I know Trent will probably write something about our Thanksgiving festivities in a later post, but for some reason, I felt compelled to add my own tonight. I apologize if some of my thoughts seem random or unorganized, but I had to speak.
Tucker has been doing breathing treatments twice per day for about two weeks now, and I usually get one of two reactions: 1) he will fall straight to sleep or 2) he will scream and throw a fit for about 20 minutes and then pass clean out from exhaustion. Unfortunately, tonight happened to be the latter of the two.
When this happens, I usually thank God that I don't have to listen to the noise anymore, but tonight was different. Tonight, I began to feel something that I've never felt before. I watched my son fight me, literally kicking and screaming, until he just couldn't muster the strength or energy to keep going. I watched him give up and accept that the mask wasn't going away. As his eyes slowly closed and he became silent, I began to weep. No, I wasn't tired or angry. I was disappointed -- not in Tucker but in myself. As he lay in my arms tonight, I soaked in the images of his angelic face and thought about all the times I got frustrated with him or with Trent, with the nurses, the doctors, the hospital staff, my family, my friends, etc. And my question is why? Why, in all the blessings of Tucker's life, even IF it had ended before it began, was I so angry? I remembered this time last year and how we were still learning how to be parents, especially parents of a "special needs" child. In moments like this, I always think back to the first 48 hours of Tucker's life. Those moments play like a horror film over and over in my mind. That day feels like it happened centuries ago, but at the same time, it feels like it was yesterday. I questioned, almost on a daily basis, why God picked us. What did we do to deserve this? Of all the sinful people in the world, why were we being punished? Then it hit me. The disappointment I was feeling tonight was leading me to think about my heavenly Father, and how in spite of everything, in spite of my own anger and defiance, my own kicking and screaming, my own self-inflicted exhaustion, He has never left me. He continues to wrap His arms around me like I had mine wrapped around Tucker. The thought of almost losing Tucker was the greatest pain I've ever felt, but it doesn't compare to the pain God feels everyday when I break His heart. His only son died, but He died so that I could be angry with people for what seems like no reason at all and not be punished because of it.
I know this has turned out to be somewhat of a mini sermon which was not my original intention, but I write it because I think it explains why bad things happen sometimes. I would never have imagined that something like this would have happened to me. I've been a Christian since I was 14. God would never allow this to happen to a believer, right?
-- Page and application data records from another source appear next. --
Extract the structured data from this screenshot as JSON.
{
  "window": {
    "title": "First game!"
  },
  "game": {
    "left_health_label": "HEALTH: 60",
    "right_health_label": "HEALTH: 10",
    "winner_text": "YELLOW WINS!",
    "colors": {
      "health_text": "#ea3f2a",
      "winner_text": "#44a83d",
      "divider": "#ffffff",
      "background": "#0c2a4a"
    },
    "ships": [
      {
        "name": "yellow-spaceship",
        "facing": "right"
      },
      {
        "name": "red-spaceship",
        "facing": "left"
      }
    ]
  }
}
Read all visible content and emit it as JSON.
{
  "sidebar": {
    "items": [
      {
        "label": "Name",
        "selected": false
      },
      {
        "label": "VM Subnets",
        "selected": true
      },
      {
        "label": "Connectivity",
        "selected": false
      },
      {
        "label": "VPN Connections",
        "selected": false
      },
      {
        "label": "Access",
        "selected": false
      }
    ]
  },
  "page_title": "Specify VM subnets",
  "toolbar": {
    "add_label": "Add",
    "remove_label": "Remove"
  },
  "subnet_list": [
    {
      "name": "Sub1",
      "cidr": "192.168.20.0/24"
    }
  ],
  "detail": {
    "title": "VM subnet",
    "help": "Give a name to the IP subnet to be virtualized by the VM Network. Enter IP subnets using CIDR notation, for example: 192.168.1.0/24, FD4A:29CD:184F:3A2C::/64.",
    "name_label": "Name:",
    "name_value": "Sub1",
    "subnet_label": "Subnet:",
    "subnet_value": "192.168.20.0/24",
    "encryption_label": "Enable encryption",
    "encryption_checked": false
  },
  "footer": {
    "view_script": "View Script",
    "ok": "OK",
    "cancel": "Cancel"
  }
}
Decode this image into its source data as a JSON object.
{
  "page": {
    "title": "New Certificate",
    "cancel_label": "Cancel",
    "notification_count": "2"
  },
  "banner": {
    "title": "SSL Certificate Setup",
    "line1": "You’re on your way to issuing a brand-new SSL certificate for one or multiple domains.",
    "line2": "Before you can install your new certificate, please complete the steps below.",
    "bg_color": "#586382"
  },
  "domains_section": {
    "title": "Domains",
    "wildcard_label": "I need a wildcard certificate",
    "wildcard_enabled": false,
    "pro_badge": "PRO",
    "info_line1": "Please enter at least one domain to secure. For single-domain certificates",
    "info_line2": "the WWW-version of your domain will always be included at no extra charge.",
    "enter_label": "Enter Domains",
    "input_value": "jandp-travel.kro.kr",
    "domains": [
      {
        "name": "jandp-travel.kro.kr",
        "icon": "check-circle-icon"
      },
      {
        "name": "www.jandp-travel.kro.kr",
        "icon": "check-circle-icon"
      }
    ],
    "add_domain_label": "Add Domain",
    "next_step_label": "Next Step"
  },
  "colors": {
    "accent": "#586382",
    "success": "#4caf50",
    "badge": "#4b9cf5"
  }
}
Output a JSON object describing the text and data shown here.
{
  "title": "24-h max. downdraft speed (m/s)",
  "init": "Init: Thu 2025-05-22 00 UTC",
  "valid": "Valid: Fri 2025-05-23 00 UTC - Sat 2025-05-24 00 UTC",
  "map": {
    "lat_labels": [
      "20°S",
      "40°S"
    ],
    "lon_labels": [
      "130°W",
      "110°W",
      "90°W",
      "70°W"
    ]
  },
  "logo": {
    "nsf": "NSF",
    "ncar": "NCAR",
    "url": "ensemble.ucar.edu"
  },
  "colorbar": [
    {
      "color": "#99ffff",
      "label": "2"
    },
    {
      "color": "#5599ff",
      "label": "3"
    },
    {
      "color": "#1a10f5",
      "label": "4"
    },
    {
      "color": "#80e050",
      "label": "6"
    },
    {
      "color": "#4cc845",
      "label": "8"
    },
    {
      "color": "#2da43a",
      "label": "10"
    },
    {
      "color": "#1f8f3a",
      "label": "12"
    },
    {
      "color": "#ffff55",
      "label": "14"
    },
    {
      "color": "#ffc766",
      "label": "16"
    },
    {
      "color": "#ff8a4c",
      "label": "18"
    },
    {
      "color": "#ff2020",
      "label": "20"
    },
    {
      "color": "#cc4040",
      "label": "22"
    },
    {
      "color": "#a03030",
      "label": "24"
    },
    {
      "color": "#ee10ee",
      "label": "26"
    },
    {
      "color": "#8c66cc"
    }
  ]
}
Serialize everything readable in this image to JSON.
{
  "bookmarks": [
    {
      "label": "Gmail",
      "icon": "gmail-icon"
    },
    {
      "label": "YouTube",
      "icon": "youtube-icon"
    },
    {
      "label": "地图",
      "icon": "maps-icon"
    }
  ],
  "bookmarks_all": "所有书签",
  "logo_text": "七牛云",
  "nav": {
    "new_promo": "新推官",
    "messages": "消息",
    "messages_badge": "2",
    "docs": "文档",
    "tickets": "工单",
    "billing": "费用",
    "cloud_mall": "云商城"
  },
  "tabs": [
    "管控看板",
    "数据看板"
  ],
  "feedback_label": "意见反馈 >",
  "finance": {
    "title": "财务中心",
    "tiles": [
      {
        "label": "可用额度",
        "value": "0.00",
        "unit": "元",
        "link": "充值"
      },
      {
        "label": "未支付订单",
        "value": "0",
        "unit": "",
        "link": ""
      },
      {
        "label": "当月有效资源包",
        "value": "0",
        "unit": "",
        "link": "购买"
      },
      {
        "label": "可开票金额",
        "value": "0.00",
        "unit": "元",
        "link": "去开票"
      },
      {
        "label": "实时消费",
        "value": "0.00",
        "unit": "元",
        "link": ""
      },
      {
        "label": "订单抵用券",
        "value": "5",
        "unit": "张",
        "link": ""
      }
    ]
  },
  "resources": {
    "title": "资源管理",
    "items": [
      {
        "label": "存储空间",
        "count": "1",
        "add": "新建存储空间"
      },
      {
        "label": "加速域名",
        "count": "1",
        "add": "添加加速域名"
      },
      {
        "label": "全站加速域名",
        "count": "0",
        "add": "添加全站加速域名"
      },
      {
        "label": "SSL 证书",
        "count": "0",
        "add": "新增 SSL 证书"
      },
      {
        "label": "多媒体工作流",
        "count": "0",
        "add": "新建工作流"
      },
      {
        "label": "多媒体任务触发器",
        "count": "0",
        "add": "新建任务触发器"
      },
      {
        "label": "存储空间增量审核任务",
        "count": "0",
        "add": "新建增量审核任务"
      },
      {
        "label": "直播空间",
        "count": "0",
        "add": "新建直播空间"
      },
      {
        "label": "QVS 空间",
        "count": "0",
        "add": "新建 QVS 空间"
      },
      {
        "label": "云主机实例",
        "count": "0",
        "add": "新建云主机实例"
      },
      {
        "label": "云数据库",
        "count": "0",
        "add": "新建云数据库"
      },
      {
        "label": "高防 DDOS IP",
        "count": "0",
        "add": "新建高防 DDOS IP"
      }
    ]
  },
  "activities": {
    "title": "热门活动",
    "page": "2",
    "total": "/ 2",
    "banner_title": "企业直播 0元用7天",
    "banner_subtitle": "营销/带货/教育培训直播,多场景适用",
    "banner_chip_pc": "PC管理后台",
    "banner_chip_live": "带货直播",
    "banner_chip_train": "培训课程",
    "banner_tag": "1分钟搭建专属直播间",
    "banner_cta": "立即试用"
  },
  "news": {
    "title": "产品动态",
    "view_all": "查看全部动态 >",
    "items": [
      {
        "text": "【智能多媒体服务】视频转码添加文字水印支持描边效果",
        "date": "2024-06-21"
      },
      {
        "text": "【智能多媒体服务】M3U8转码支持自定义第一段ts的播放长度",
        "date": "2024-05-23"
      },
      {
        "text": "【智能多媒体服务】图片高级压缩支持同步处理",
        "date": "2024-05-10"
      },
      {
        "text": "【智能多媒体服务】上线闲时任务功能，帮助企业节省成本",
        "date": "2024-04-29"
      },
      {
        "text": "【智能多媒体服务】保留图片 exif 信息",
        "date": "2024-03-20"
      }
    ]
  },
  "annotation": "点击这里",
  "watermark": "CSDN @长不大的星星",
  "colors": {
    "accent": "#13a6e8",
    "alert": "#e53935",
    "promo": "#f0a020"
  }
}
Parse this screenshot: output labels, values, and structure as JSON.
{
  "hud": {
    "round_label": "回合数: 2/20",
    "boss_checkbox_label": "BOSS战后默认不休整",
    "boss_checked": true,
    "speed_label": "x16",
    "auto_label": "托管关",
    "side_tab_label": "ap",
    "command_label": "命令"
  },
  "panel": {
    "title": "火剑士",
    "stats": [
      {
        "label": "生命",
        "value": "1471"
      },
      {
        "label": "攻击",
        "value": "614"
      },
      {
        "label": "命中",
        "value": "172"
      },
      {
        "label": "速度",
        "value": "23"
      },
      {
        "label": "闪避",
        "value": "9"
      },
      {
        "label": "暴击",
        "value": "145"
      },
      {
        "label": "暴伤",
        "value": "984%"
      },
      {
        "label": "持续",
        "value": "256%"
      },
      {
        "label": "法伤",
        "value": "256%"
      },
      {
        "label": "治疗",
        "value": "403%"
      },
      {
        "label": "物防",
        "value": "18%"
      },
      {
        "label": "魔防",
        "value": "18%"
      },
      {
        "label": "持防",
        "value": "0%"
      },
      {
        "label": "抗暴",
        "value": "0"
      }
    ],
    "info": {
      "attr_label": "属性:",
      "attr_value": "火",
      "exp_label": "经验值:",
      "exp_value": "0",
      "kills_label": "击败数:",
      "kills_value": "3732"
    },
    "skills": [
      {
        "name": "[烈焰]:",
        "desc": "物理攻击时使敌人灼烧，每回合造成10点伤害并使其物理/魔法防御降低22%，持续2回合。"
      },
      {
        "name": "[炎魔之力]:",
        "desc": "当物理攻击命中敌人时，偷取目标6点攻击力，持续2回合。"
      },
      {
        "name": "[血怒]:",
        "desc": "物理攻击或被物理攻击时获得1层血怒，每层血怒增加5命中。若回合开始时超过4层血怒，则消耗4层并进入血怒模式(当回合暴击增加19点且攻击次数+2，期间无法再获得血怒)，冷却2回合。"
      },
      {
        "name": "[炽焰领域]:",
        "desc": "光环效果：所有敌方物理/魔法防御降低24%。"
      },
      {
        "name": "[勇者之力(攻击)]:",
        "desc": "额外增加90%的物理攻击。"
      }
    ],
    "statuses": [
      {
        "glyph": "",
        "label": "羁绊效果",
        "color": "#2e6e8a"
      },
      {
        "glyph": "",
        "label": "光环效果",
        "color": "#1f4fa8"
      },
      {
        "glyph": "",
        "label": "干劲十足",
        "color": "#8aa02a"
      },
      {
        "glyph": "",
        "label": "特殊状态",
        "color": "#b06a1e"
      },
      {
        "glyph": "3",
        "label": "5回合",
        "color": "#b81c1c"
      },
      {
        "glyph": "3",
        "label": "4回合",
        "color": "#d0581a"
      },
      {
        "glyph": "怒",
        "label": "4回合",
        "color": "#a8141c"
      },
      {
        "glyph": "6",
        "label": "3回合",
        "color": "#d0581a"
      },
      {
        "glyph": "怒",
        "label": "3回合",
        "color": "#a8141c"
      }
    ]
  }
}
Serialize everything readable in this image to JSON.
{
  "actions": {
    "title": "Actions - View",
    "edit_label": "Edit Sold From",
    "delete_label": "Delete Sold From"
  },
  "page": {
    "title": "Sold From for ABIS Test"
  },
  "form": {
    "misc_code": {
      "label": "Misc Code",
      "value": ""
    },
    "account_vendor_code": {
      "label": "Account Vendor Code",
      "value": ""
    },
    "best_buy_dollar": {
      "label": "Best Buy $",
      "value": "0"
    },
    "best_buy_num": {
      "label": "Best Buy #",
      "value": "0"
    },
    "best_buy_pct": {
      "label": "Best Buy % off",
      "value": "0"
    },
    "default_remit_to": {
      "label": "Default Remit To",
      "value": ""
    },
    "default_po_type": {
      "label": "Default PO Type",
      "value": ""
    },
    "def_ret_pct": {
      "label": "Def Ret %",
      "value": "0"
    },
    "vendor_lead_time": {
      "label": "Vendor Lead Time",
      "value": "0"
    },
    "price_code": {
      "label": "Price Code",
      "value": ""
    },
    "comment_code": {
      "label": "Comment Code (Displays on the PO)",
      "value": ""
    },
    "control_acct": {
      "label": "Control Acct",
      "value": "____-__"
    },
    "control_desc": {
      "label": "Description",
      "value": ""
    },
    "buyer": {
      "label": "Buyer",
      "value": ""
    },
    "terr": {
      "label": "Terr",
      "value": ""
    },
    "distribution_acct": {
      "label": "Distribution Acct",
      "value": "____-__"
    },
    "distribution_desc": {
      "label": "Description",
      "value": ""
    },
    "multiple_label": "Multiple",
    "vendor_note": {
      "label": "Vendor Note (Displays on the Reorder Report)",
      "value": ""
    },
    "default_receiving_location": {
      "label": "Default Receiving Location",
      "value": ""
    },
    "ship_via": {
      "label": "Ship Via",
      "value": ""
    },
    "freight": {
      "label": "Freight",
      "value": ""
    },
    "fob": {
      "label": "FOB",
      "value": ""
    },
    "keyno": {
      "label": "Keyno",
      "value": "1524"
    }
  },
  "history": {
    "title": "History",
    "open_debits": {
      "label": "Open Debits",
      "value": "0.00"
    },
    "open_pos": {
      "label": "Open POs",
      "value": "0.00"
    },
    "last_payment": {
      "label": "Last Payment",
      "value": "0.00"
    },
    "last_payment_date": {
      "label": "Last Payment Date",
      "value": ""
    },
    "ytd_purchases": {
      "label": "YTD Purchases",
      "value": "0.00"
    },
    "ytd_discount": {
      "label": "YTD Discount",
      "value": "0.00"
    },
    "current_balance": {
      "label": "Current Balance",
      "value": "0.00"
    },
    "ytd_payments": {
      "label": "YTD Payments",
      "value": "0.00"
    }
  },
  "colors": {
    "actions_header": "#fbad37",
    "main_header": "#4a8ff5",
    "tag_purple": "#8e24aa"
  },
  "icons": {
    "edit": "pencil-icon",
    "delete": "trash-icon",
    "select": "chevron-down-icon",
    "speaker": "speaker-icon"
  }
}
The answer is a resounding "no." I've heard a million times that there is no love like the love a mother has for her child, and the more I look at my son's face and think about the miracle of his life, the more I begin to understand the sacrifice God made for me. I would take Tucker's pain and suffering and put it on myself without a second thought, and Christ did that for me. It took becoming a mother of a child with a near-fatal heart defect for me to understand what that means.
The night ended with me placing my hand on Tucker's chest and praying that as long as I lived, those thumps on the palm of my hand wouldn't be taken for granted. I didn't pray that they would never stop, but I prayed that if God felt the need to take him home, I would always remember that moment. I thank God for each day that I wake up to the sounds of Tucker's babbling over the monitor. I may not appreciate the wake-up call at the moment, but everyday when I open that door and see that gap-toothed smile and crazy blonde hair, it replaces one of the images from that horror film with one from a comedy. I feel truly thankful that my life has turned out to be one giant lesson in humility because it allows me the opportunity to turn what could have been a sad ending into a happy one.